As you step into the CrossFit gym, one of the people you are likely to see more of is your coach. This is the professional who will take you through the basics of CrossFit including the movements, lingo, and how to use the equipment.
Unfortunately, the flow of communication between you and your coach is likely to be interrupted by class size, concurrent workouts, distractions, and time-related issues.
This notwithstanding, you have a duty as an athlete to get the highest rate of return possible from your coaching. Below are some of the ways to ensure your athlete-coach link is always activated.
Athletes who are conscious of time and particularly those who arrive between 10 and 15 minutes early at the CrossFit Gym have the advantage of checking out the WOD of the previous class by watching them finish. This will give you a glimpse of the different scaling options, goals, and targeting times for the workout. You will also give yourself adequate transition time to ramp up mentally and get to the right mindset.
Converse with Your Coach
The best time to raise any special needs or consideration with your coach is before the workout of the day. You could be having an injury or facing a unique challenge in your exercises. Before the class begins, you can have a one-on-one with your coach as you address these and many other things you may have.
Listen Carefully When Your Coach is Talking

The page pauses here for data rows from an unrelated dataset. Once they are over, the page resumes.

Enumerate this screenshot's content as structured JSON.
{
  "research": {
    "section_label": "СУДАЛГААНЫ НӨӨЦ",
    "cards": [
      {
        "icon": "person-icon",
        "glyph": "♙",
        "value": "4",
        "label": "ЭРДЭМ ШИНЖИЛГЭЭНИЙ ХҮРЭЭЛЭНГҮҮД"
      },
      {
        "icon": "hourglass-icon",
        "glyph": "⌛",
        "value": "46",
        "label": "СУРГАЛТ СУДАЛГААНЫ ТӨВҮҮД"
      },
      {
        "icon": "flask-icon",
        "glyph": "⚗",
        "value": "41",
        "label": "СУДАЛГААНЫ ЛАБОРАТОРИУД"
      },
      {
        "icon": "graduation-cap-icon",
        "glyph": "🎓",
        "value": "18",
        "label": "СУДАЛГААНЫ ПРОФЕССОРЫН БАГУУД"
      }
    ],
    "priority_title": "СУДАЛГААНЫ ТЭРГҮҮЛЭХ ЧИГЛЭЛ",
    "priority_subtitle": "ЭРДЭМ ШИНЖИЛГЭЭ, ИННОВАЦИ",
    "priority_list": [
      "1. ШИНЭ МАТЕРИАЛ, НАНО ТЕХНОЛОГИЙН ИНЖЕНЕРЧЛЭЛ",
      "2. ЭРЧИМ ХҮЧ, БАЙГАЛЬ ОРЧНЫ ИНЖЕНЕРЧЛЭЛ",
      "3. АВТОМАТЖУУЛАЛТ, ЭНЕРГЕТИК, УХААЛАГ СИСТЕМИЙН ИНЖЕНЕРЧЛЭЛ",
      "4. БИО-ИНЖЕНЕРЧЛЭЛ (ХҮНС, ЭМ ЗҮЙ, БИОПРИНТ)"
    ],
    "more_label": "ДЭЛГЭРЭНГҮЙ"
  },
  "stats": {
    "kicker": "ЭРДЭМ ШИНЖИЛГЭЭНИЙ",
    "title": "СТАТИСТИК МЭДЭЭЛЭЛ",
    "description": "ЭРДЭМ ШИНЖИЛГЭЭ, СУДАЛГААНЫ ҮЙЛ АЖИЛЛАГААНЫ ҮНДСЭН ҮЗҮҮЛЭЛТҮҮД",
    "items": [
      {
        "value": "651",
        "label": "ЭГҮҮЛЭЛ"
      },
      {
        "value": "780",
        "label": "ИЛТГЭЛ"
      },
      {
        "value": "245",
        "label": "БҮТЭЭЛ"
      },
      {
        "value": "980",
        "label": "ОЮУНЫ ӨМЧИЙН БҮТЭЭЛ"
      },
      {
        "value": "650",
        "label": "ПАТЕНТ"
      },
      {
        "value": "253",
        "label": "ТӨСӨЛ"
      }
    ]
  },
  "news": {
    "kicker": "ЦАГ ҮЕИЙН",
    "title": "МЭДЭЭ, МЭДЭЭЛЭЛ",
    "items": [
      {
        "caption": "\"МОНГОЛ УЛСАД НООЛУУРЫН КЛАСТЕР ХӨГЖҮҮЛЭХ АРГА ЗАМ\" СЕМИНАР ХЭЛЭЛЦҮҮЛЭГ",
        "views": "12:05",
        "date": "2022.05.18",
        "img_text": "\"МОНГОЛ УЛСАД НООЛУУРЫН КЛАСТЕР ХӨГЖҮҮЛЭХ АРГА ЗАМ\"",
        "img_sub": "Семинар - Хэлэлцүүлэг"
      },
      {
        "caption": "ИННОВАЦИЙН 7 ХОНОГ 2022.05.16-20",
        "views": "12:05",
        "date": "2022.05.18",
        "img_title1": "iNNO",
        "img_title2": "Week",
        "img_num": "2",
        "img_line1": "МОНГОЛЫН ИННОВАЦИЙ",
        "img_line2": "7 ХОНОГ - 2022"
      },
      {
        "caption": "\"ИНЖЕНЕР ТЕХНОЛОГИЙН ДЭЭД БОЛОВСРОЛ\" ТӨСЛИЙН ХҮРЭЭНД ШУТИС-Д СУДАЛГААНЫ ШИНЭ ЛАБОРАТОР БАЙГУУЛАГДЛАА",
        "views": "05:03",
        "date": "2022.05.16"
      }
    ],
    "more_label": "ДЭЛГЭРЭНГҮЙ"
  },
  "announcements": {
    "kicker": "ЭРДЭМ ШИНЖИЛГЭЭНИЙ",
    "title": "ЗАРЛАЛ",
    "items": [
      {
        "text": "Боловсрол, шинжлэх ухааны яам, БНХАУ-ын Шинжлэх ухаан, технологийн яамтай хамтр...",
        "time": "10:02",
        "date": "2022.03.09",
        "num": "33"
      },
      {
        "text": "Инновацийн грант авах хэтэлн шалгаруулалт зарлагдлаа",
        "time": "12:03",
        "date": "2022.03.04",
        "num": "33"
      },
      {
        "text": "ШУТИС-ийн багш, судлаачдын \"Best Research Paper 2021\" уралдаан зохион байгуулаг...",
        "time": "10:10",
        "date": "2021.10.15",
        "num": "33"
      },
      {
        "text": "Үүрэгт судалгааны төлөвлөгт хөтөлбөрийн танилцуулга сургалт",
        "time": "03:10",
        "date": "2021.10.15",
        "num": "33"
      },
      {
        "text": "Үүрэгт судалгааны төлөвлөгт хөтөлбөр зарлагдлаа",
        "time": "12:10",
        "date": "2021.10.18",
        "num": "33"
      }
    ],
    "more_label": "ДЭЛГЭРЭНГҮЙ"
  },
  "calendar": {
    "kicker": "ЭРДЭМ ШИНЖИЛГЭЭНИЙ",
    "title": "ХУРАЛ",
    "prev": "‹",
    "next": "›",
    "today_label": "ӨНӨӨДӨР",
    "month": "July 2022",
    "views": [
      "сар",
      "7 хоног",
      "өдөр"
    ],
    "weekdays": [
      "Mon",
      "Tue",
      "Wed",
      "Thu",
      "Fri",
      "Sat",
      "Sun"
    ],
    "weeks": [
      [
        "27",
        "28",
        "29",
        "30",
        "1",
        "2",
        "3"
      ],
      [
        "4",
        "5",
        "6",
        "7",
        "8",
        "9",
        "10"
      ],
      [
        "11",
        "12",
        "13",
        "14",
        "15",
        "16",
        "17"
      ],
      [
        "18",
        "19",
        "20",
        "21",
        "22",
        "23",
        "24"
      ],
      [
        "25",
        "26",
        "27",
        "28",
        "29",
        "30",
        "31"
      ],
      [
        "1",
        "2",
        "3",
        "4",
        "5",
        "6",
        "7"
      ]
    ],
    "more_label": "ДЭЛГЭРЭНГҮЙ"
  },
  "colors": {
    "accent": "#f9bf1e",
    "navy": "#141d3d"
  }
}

The discipline of listening is invaluable in CrossFit. Just like when it is cold and you huddle around the fire, listen to your coach as he gives directives on the WOD or simply going through the routines on how to attack workouts and briefing on certain performance and standard issues.Repeating stuff takes away time from you and as such, it is important to get it right the first time.
Focus on the Details of Movement Progression
The goal in CrossFit Gym is not quantity, but rather quality. Learning movements is all about discipline because when you are in a rush, you cannot quiet your mind and your concentration is not at its best. Watch the coach closely as they give cues on the movement. Focus on improving the little, but often ignored details and retain the little improvements so that over time they can accumulate.
Write Down Your Cues
If there is a verbal or tactile cue that worked out really well with you, put it down in a log. As an athlete, your way of internalizing things is different from others. For instance, you may find squatting against the wall effective in giving you a better lumbar curve. Keep this inventory of fixes.
In addition to the above, stay behind after your day’s CrossFit programme so as to pick the brains of your coach. If there are any recommendations or fixes they made for you, allow them to go into more details as they address the why of the actionable cues you put down in a log.